predominant lengths of particle and only three RNA species were found, whereas
alfalfa mosaic virus has four of each. CIBV resembles alfalfa mosaic virus in
infecting species in the Fabaceae and Solanaceae, but its host range is more
limited: of the 19 species not infected by CIBV, 13 (six plant families) are hosts
of alfalfa mosaic virus. Also, the concentration of CIBV in sap is 10- to 100-fold
less than that of alfalfa mosaic virus, no relationship between the two viruses
could be detected by ISEM and only a very distant, and dubious, relationship
could be found by DAS-ELISA. Evidently CIBV is a distinct virus. It is
considered to be a tentative member of the genus Alfamovirus.
- Aiton, Lennon, Roberts & Harrison, Abstr. 5th Int. Congr. Pl. Path. Kyoto, p.43, 1988.
- Fargette, Roberts & Harrison, Ann. appl. Biol. 119: 303, 1991.
- Frison & Feliu (eds), FAO/IBPGR Technical Guidelines for the Safe Movement of Cassava Germplasm, 47 pp, FAO/IBPGR, Rome, 1991.
- Hull, Adv. Virus Res. 15: 335, 1969.
- Jaspars & Bos, CMI/AAB Descr. Pl. Viruses 229, 7 pp., 1980.
- Johnson & Argos, In The Plant Viruses. 1. Polyhedral Virions with Tripartite Genomes, p. 19, ed. R. I. B. Francki, Plenum Press, New York,1985.
Necrotic lesions in inoculated leaf of C. murale.
Systemic necrosis in C. murale.
Necrotic spots in inoculated leaf of C. quinoa.
Systemic stunt and necrosis in C. quinoa.

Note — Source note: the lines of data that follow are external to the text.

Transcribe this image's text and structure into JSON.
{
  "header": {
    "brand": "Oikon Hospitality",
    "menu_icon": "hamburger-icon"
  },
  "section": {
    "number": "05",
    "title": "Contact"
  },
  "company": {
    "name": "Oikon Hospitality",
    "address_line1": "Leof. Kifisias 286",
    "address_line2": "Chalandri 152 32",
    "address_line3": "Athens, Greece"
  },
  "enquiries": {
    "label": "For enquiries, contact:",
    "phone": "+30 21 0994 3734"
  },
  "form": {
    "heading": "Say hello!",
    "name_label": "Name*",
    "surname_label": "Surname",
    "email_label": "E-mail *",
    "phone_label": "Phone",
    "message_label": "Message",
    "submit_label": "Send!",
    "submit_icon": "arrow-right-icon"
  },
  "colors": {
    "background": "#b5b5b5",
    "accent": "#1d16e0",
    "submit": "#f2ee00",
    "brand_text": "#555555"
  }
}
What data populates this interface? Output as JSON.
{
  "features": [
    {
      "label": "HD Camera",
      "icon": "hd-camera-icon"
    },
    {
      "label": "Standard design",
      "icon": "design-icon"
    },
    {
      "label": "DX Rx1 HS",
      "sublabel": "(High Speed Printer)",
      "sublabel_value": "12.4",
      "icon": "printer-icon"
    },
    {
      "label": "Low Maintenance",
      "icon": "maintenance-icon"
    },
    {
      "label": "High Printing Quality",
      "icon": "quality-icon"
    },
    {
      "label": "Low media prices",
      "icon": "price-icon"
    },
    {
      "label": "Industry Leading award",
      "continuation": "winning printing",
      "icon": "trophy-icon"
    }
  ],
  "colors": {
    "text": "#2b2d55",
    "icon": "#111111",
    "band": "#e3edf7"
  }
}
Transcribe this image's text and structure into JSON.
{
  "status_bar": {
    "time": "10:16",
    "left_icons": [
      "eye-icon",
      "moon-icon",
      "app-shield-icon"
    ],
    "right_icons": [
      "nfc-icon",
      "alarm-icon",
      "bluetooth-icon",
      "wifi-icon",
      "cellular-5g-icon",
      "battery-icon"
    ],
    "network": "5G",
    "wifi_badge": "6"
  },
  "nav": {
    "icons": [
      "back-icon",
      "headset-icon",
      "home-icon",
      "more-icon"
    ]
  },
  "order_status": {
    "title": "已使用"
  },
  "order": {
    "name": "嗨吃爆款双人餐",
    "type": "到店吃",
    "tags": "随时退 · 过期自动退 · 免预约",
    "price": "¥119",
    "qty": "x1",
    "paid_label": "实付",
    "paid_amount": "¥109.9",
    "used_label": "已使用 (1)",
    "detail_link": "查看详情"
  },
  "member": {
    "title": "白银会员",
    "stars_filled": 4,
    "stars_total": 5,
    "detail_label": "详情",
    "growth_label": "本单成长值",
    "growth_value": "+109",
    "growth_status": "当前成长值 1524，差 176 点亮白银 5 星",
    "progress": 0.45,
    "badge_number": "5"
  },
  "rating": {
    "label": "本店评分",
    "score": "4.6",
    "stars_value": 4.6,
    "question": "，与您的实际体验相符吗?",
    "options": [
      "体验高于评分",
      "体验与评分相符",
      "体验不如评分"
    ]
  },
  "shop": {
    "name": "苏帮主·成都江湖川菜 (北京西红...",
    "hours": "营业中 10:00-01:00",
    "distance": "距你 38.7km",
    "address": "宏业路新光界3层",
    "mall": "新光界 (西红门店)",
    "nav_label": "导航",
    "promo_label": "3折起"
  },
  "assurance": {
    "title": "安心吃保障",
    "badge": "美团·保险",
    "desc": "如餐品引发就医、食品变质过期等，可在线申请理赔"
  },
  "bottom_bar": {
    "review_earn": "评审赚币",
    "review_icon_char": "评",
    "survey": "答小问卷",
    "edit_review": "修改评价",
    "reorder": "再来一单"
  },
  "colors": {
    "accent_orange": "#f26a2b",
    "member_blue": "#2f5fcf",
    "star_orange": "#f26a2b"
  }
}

Purified particles of CIBV (18 nm wide) negatively stained with
Purified particles of CIBV negatively stained with uranyl acetate.